> _PROBLEM DETAILS_
Verbatim output of the lines below is required, with the images omitted.

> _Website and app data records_
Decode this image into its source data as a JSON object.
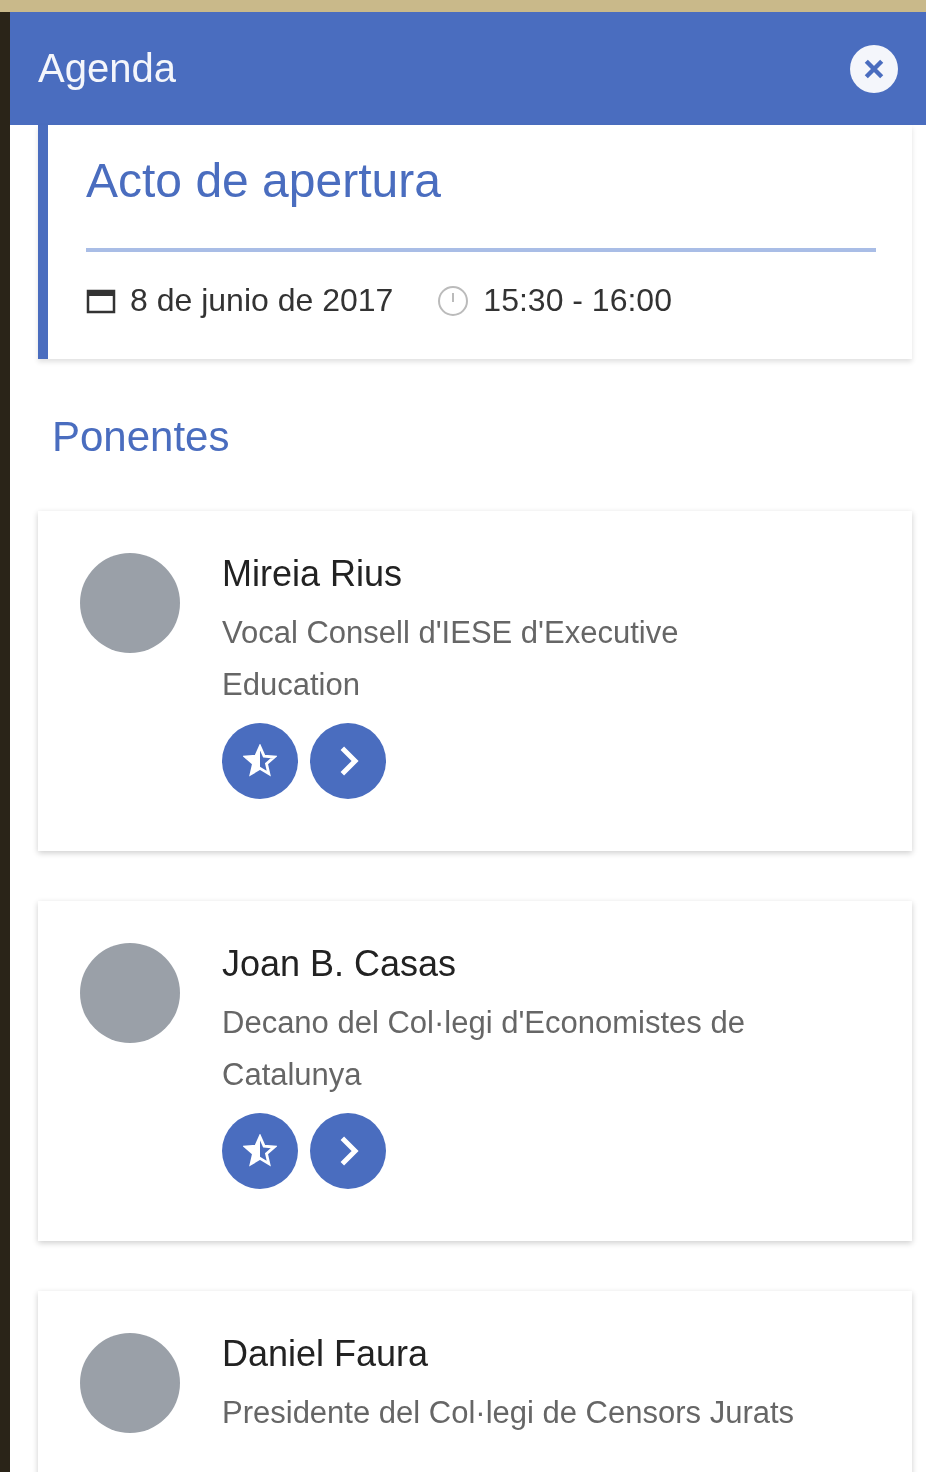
{
  "header": {
    "title": "Agenda"
  },
  "event": {
    "title": "Acto de apertura",
    "date": "8 de junio de 2017",
    "time": "15:30 - 16:00"
  },
  "section_title": "Ponentes",
  "speakers": [
    {
      "name": "Mireia Rius",
      "role": "Vocal Consell d'IESE d'Executive Education",
      "actions": [
        {
          "kind": "favorite"
        },
        {
          "kind": "details"
        }
      ]
    },
    {
      "name": "Joan B. Casas",
      "role": "Decano del Col·legi d'Economistes de Catalunya",
      "actions": [
        {
          "kind": "favorite"
        },
        {
          "kind": "details"
        }
      ]
    },
    {
      "name": "Daniel Faura",
      "role": "Presidente del Col·legi de Censors Jurats"
    }
  ]
}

> _WRITTEN RESPONSE_
Decode this image into its source data as a JSON object.
{
  "header": {
    "title": "Agenda"
  },
  "event": {
    "title": "Acto de apertura",
    "date": "8 de junio de 2017",
    "time": "15:30 - 16:00"
  },
  "section_title": "Ponentes",
  "speakers": [
    {
      "name": "Mireia Rius",
      "role": "Vocal Consell d'IESE d'Executive Education",
      "actions": [
        {
          "kind": "favorite"
        },
        {
          "kind": "details"
        }
      ]
    },
    {
      "name": "Joan B. Casas",
      "role": "Decano del Col·legi d'Economistes de Catalunya",
      "actions": [
        {
          "kind": "favorite"
        },
        {
          "kind": "details"
        }
      ]
    },
    {
      "name": "Daniel Faura",
      "role": "Presidente del Col·legi de Censors Jurats"
    }
  ]
}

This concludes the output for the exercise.